Task objective:
Pictures are not part of the copy; repeat everything else in the records exactly.
◆ ◆ ◆ ◆ ◆ ◆ ◆
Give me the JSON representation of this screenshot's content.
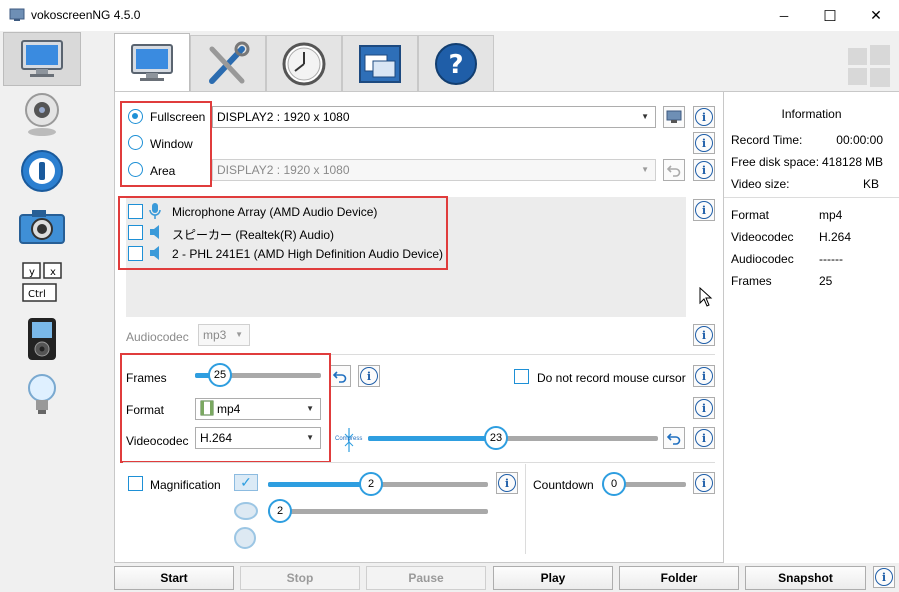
{
  "window": {
    "title": "vokoscreenNG 4.5.0",
    "minimize_glyph": "─",
    "maximize_glyph": "☐",
    "close_glyph": "✕"
  },
  "sidebar": {
    "items": [
      {
        "icon": "monitor-icon",
        "active": true
      },
      {
        "icon": "webcam-icon"
      },
      {
        "icon": "player-icon"
      },
      {
        "icon": "camera-icon"
      },
      {
        "icon": "keyboard-icon",
        "keys": [
          "y",
          "x",
          "Ctrl"
        ]
      },
      {
        "icon": "media-player-icon"
      },
      {
        "icon": "lightbulb-icon"
      }
    ]
  },
  "tabs": [
    {
      "icon": "monitor-icon",
      "active": true
    },
    {
      "icon": "tools-icon"
    },
    {
      "icon": "clock-icon"
    },
    {
      "icon": "window-icon"
    },
    {
      "icon": "help-icon",
      "glyph": "?"
    }
  ],
  "capture": {
    "modes": [
      {
        "label": "Fullscreen",
        "selected": true
      },
      {
        "label": "Window",
        "selected": false
      },
      {
        "label": "Area",
        "selected": false
      }
    ],
    "fullscreen_display": "DISPLAY2 : 1920 x 1080",
    "area_display": "DISPLAY2 : 1920 x 1080"
  },
  "audio": {
    "devices": [
      {
        "label": "Microphone Array (AMD Audio Device)",
        "icon": "microphone-icon",
        "checked": false
      },
      {
        "label": "スピーカー (Realtek(R) Audio)",
        "icon": "speaker-icon",
        "checked": false
      },
      {
        "label": "2 - PHL 241E1 (AMD High Definition Audio Device)",
        "icon": "speaker-icon",
        "checked": false
      }
    ],
    "codec_label": "Audiocodec",
    "codec_value": "mp3"
  },
  "video": {
    "frames_label": "Frames",
    "frames_value": "25",
    "frames_fraction": 0.2,
    "format_label": "Format",
    "format_value": "mp4",
    "videocodec_label": "Videocodec",
    "videocodec_value": "H.264",
    "mouse_cursor_label": "Do not record mouse cursor",
    "compress_label": "Compress",
    "compress_value": "23",
    "compress_fraction": 0.44
  },
  "magnification": {
    "label": "Magnification",
    "value_a": "2",
    "value_b": "2",
    "fraction_a": 0.47,
    "countdown_label": "Countdown",
    "countdown_value": "0"
  },
  "info": {
    "title": "Information",
    "rows": [
      {
        "key": "Record Time:",
        "value": "00:00:00"
      },
      {
        "key": "Free disk space:",
        "value": "418128",
        "unit": "MB"
      },
      {
        "key": "Video size:",
        "value": "",
        "unit": "KB"
      }
    ],
    "details": [
      {
        "key": "Format",
        "value": "mp4"
      },
      {
        "key": "Videocodec",
        "value": "H.264"
      },
      {
        "key": "Audiocodec",
        "value": "------"
      },
      {
        "key": "Frames",
        "value": "25"
      }
    ]
  },
  "buttons": {
    "start": "Start",
    "stop": "Stop",
    "pause": "Pause",
    "play": "Play",
    "folder": "Folder",
    "snapshot": "Snapshot"
  },
  "colors": {
    "accent": "#2e9ee0",
    "highlight": "#e03c3c",
    "info_icon": "#1f5ea8"
  }
}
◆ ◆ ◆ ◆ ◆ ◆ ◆
Output for this exercise:
Give me the JSON representation of this screenshot's content.
{
  "window": {
    "title": "vokoscreenNG 4.5.0",
    "minimize_glyph": "─",
    "maximize_glyph": "☐",
    "close_glyph": "✕"
  },
  "sidebar": {
    "items": [
      {
        "icon": "monitor-icon",
        "active": true
      },
      {
        "icon": "webcam-icon"
      },
      {
        "icon": "player-icon"
      },
      {
        "icon": "camera-icon"
      },
      {
        "icon": "keyboard-icon",
        "keys": [
          "y",
          "x",
          "Ctrl"
        ]
      },
      {
        "icon": "media-player-icon"
      },
      {
        "icon": "lightbulb-icon"
      }
    ]
  },
  "tabs": [
    {
      "icon": "monitor-icon",
      "active": true
    },
    {
      "icon": "tools-icon"
    },
    {
      "icon": "clock-icon"
    },
    {
      "icon": "window-icon"
    },
    {
      "icon": "help-icon",
      "glyph": "?"
    }
  ],
  "capture": {
    "modes": [
      {
        "label": "Fullscreen",
        "selected": true
      },
      {
        "label": "Window",
        "selected": false
      },
      {
        "label": "Area",
        "selected": false
      }
    ],
    "fullscreen_display": "DISPLAY2 : 1920 x 1080",
    "area_display": "DISPLAY2 : 1920 x 1080"
  },
  "audio": {
    "devices": [
      {
        "label": "Microphone Array (AMD Audio Device)",
        "icon": "microphone-icon",
        "checked": false
      },
      {
        "label": "スピーカー (Realtek(R) Audio)",
        "icon": "speaker-icon",
        "checked": false
      },
      {
        "label": "2 - PHL 241E1 (AMD High Definition Audio Device)",
        "icon": "speaker-icon",
        "checked": false
      }
    ],
    "codec_label": "Audiocodec",
    "codec_value": "mp3"
  },
  "video": {
    "frames_label": "Frames",
    "frames_value": "25",
    "frames_fraction": 0.2,
    "format_label": "Format",
    "format_value": "mp4",
    "videocodec_label": "Videocodec",
    "videocodec_value": "H.264",
    "mouse_cursor_label": "Do not record mouse cursor",
    "compress_label": "Compress",
    "compress_value": "23",
    "compress_fraction": 0.44
  },
  "magnification": {
    "label": "Magnification",
    "value_a": "2",
    "value_b": "2",
    "fraction_a": 0.47,
    "countdown_label": "Countdown",
    "countdown_value": "0"
  },
  "info": {
    "title": "Information",
    "rows": [
      {
        "key": "Record Time:",
        "value": "00:00:00"
      },
      {
        "key": "Free disk space:",
        "value": "418128",
        "unit": "MB"
      },
      {
        "key": "Video size:",
        "value": "",
        "unit": "KB"
      }
    ],
    "details": [
      {
        "key": "Format",
        "value": "mp4"
      },
      {
        "key": "Videocodec",
        "value": "H.264"
      },
      {
        "key": "Audiocodec",
        "value": "------"
      },
      {
        "key": "Frames",
        "value": "25"
      }
    ]
  },
  "buttons": {
    "start": "Start",
    "stop": "Stop",
    "pause": "Pause",
    "play": "Play",
    "folder": "Folder",
    "snapshot": "Snapshot"
  },
  "colors": {
    "accent": "#2e9ee0",
    "highlight": "#e03c3c",
    "info_icon": "#1f5ea8"
  }
}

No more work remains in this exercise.